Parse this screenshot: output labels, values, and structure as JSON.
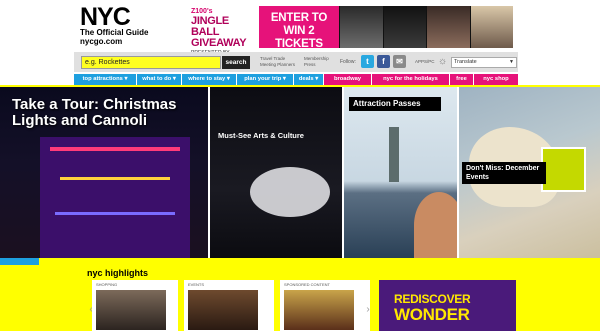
{
  "header": {
    "logo_text": "NYC",
    "logo_subtitle": "The Official Guide",
    "logo_site": "nycgo.com",
    "banner": {
      "station": "Z100's",
      "event_title": "JINGLE BALL GIVEAWAY",
      "presented_by": "PRESENTED BY",
      "cta": "ENTER TO WIN 2 TICKETS"
    }
  },
  "search": {
    "value": "e.g. Rockettes",
    "button_label": "search"
  },
  "top_links": [
    {
      "label": "Travel Trade"
    },
    {
      "label": "Meeting Planners"
    },
    {
      "label": "Membership"
    },
    {
      "label": "Press"
    }
  ],
  "social": {
    "follow_label": "Follow:",
    "twitter": "t",
    "facebook": "f",
    "email": "✉"
  },
  "apps_label": "APPS/PC",
  "translate": {
    "label": "Translate"
  },
  "nav": [
    {
      "label": "top attractions",
      "dropdown": true
    },
    {
      "label": "what to do",
      "dropdown": true
    },
    {
      "label": "where to stay",
      "dropdown": true
    },
    {
      "label": "plan your trip",
      "dropdown": true
    },
    {
      "label": "deals",
      "dropdown": true
    },
    {
      "label": "broadway",
      "dropdown": false
    },
    {
      "label": "nyc for the holidays",
      "dropdown": false
    },
    {
      "label": "free",
      "dropdown": false
    },
    {
      "label": "nyc shop",
      "dropdown": false
    }
  ],
  "hero": [
    {
      "title": "Take a Tour: Christmas Lights and Cannoli"
    },
    {
      "title": "Must-See Arts & Culture"
    },
    {
      "title": "Attraction Passes"
    },
    {
      "title": "Don't Miss: December Events"
    }
  ],
  "carousel_progress": 0.065,
  "highlights": {
    "title": "nyc highlights",
    "cards": [
      {
        "label": "SHOPPING"
      },
      {
        "label": "EVENTS"
      },
      {
        "label": "SPONSORED CONTENT"
      }
    ],
    "promo": {
      "line1": "REDISCOVER",
      "line2": "WONDER"
    }
  },
  "colors": {
    "nav_blue": "#1ea0df",
    "pink": "#e6127a",
    "yellow": "#ffff00"
  }
}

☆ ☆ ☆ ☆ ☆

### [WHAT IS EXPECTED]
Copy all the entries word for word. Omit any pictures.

### [THE ANSWER]
Parse this screenshot: output labels, values, and structure as JSON.
{
  "header": {
    "logo_text": "NYC",
    "logo_subtitle": "The Official Guide",
    "logo_site": "nycgo.com",
    "banner": {
      "station": "Z100's",
      "event_title": "JINGLE BALL GIVEAWAY",
      "presented_by": "PRESENTED BY",
      "cta": "ENTER TO WIN 2 TICKETS"
    }
  },
  "search": {
    "value": "e.g. Rockettes",
    "button_label": "search"
  },
  "top_links": [
    {
      "label": "Travel Trade"
    },
    {
      "label": "Meeting Planners"
    },
    {
      "label": "Membership"
    },
    {
      "label": "Press"
    }
  ],
  "social": {
    "follow_label": "Follow:",
    "twitter": "t",
    "facebook": "f",
    "email": "✉"
  },
  "apps_label": "APPS/PC",
  "translate": {
    "label": "Translate"
  },
  "nav": [
    {
      "label": "top attractions",
      "dropdown": true
    },
    {
      "label": "what to do",
      "dropdown": true
    },
    {
      "label": "where to stay",
      "dropdown": true
    },
    {
      "label": "plan your trip",
      "dropdown": true
    },
    {
      "label": "deals",
      "dropdown": true
    },
    {
      "label": "broadway",
      "dropdown": false
    },
    {
      "label": "nyc for the holidays",
      "dropdown": false
    },
    {
      "label": "free",
      "dropdown": false
    },
    {
      "label": "nyc shop",
      "dropdown": false
    }
  ],
  "hero": [
    {
      "title": "Take a Tour: Christmas Lights and Cannoli"
    },
    {
      "title": "Must-See Arts & Culture"
    },
    {
      "title": "Attraction Passes"
    },
    {
      "title": "Don't Miss: December Events"
    }
  ],
  "carousel_progress": 0.065,
  "highlights": {
    "title": "nyc highlights",
    "cards": [
      {
        "label": "SHOPPING"
      },
      {
        "label": "EVENTS"
      },
      {
        "label": "SPONSORED CONTENT"
      }
    ],
    "promo": {
      "line1": "REDISCOVER",
      "line2": "WONDER"
    }
  },
  "colors": {
    "nav_blue": "#1ea0df",
    "pink": "#e6127a",
    "yellow": "#ffff00"
  }
}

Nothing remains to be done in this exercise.